_TASK INSTRUCTIONS_
Please set down each record exactly as it appears, but leave out any pictures.

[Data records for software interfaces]
.....
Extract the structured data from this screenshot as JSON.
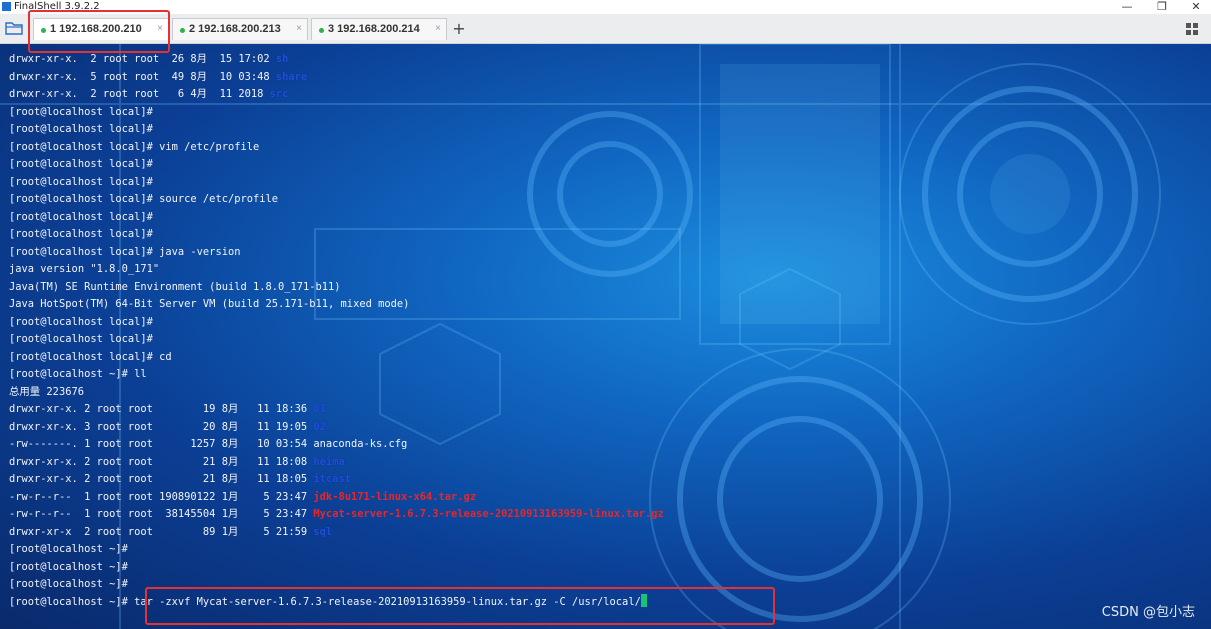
{
  "window": {
    "title": "FinalShell 3.9.2.2",
    "controls": {
      "minimize": "—",
      "maximize": "❐",
      "close": "✕"
    }
  },
  "tabs": [
    {
      "label": "1 192.168.200.210",
      "active": true,
      "status_color": "#2db34a"
    },
    {
      "label": "2 192.168.200.213",
      "active": false,
      "status_color": "#2db34a"
    },
    {
      "label": "3 192.168.200.214",
      "active": false,
      "status_color": "#2db34a"
    }
  ],
  "tab_close_glyph": "×",
  "add_tab_glyph": "+",
  "icons": [
    "folder-icon",
    "grid-icon"
  ],
  "colors": {
    "highlight_box": "#e53131",
    "dir_name": "#1f4fd6",
    "archive_name": "#e8262a",
    "cursor": "#19c27a"
  },
  "terminal": {
    "lines": [
      {
        "text": "drwxr-xr-x.  2 root root  26 8月  15 17:02 ",
        "name": "sh"
      },
      {
        "text": "drwxr-xr-x.  5 root root  49 8月  10 03:48 ",
        "name": "share"
      },
      {
        "text": "drwxr-xr-x.  2 root root   6 4月  11 2018 ",
        "name": "src"
      },
      {
        "text": "[root@localhost local]# "
      },
      {
        "text": "[root@localhost local]# "
      },
      {
        "text": "[root@localhost local]# vim /etc/profile"
      },
      {
        "text": "[root@localhost local]# "
      },
      {
        "text": "[root@localhost local]# "
      },
      {
        "text": "[root@localhost local]# source /etc/profile"
      },
      {
        "text": "[root@localhost local]# "
      },
      {
        "text": "[root@localhost local]# "
      },
      {
        "text": "[root@localhost local]# java -version"
      },
      {
        "text": "java version \"1.8.0_171\""
      },
      {
        "text": "Java(TM) SE Runtime Environment (build 1.8.0_171-b11)"
      },
      {
        "text": "Java HotSpot(TM) 64-Bit Server VM (build 25.171-b11, mixed mode)"
      },
      {
        "text": "[root@localhost local]# "
      },
      {
        "text": "[root@localhost local]# "
      },
      {
        "text": "[root@localhost local]# cd"
      },
      {
        "text": "[root@localhost ~]# ll"
      },
      {
        "text": "总用量 223676"
      },
      {
        "text": "drwxr-xr-x. 2 root root        19 8月   11 18:36 ",
        "name": "01"
      },
      {
        "text": "drwxr-xr-x. 3 root root        20 8月   11 19:05 ",
        "name": "02"
      },
      {
        "text": "-rw-------. 1 root root      1257 8月   10 03:54 anaconda-ks.cfg"
      },
      {
        "text": "drwxr-xr-x. 2 root root        21 8月   11 18:08 ",
        "name": "heima"
      },
      {
        "text": "drwxr-xr-x. 2 root root        21 8月   11 18:05 ",
        "name": "itcast"
      },
      {
        "text": "-rw-r--r--  1 root root 190890122 1月    5 23:47 ",
        "archive": "jdk-8u171-linux-x64.tar.gz"
      },
      {
        "text": "-rw-r--r--  1 root root  38145504 1月    5 23:47 ",
        "archive": "Mycat-server-1.6.7.3-release-20210913163959-linux.tar.gz"
      },
      {
        "text": "drwxr-xr-x  2 root root        89 1月    5 21:59 ",
        "name": "sql"
      },
      {
        "text": "[root@localhost ~]# "
      },
      {
        "text": "[root@localhost ~]# "
      },
      {
        "text": "[root@localhost ~]# "
      },
      {
        "text": "[root@localhost ~]# tar -zxvf Mycat-server-1.6.7.3-release-20210913163959-linux.tar.gz -C /usr/local/",
        "cursor": true
      }
    ]
  },
  "watermark": "CSDN @包小志"
}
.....
_PROBLEM SOLUTION_
Extract the structured data from this screenshot as JSON.
{
  "window": {
    "title": "FinalShell 3.9.2.2",
    "controls": {
      "minimize": "—",
      "maximize": "❐",
      "close": "✕"
    }
  },
  "tabs": [
    {
      "label": "1 192.168.200.210",
      "active": true,
      "status_color": "#2db34a"
    },
    {
      "label": "2 192.168.200.213",
      "active": false,
      "status_color": "#2db34a"
    },
    {
      "label": "3 192.168.200.214",
      "active": false,
      "status_color": "#2db34a"
    }
  ],
  "tab_close_glyph": "×",
  "add_tab_glyph": "+",
  "icons": [
    "folder-icon",
    "grid-icon"
  ],
  "colors": {
    "highlight_box": "#e53131",
    "dir_name": "#1f4fd6",
    "archive_name": "#e8262a",
    "cursor": "#19c27a"
  },
  "terminal": {
    "lines": [
      {
        "text": "drwxr-xr-x.  2 root root  26 8月  15 17:02 ",
        "name": "sh"
      },
      {
        "text": "drwxr-xr-x.  5 root root  49 8月  10 03:48 ",
        "name": "share"
      },
      {
        "text": "drwxr-xr-x.  2 root root   6 4月  11 2018 ",
        "name": "src"
      },
      {
        "text": "[root@localhost local]# "
      },
      {
        "text": "[root@localhost local]# "
      },
      {
        "text": "[root@localhost local]# vim /etc/profile"
      },
      {
        "text": "[root@localhost local]# "
      },
      {
        "text": "[root@localhost local]# "
      },
      {
        "text": "[root@localhost local]# source /etc/profile"
      },
      {
        "text": "[root@localhost local]# "
      },
      {
        "text": "[root@localhost local]# "
      },
      {
        "text": "[root@localhost local]# java -version"
      },
      {
        "text": "java version \"1.8.0_171\""
      },
      {
        "text": "Java(TM) SE Runtime Environment (build 1.8.0_171-b11)"
      },
      {
        "text": "Java HotSpot(TM) 64-Bit Server VM (build 25.171-b11, mixed mode)"
      },
      {
        "text": "[root@localhost local]# "
      },
      {
        "text": "[root@localhost local]# "
      },
      {
        "text": "[root@localhost local]# cd"
      },
      {
        "text": "[root@localhost ~]# ll"
      },
      {
        "text": "总用量 223676"
      },
      {
        "text": "drwxr-xr-x. 2 root root        19 8月   11 18:36 ",
        "name": "01"
      },
      {
        "text": "drwxr-xr-x. 3 root root        20 8月   11 19:05 ",
        "name": "02"
      },
      {
        "text": "-rw-------. 1 root root      1257 8月   10 03:54 anaconda-ks.cfg"
      },
      {
        "text": "drwxr-xr-x. 2 root root        21 8月   11 18:08 ",
        "name": "heima"
      },
      {
        "text": "drwxr-xr-x. 2 root root        21 8月   11 18:05 ",
        "name": "itcast"
      },
      {
        "text": "-rw-r--r--  1 root root 190890122 1月    5 23:47 ",
        "archive": "jdk-8u171-linux-x64.tar.gz"
      },
      {
        "text": "-rw-r--r--  1 root root  38145504 1月    5 23:47 ",
        "archive": "Mycat-server-1.6.7.3-release-20210913163959-linux.tar.gz"
      },
      {
        "text": "drwxr-xr-x  2 root root        89 1月    5 21:59 ",
        "name": "sql"
      },
      {
        "text": "[root@localhost ~]# "
      },
      {
        "text": "[root@localhost ~]# "
      },
      {
        "text": "[root@localhost ~]# "
      },
      {
        "text": "[root@localhost ~]# tar -zxvf Mycat-server-1.6.7.3-release-20210913163959-linux.tar.gz -C /usr/local/",
        "cursor": true
      }
    ]
  },
  "watermark": "CSDN @包小志"
}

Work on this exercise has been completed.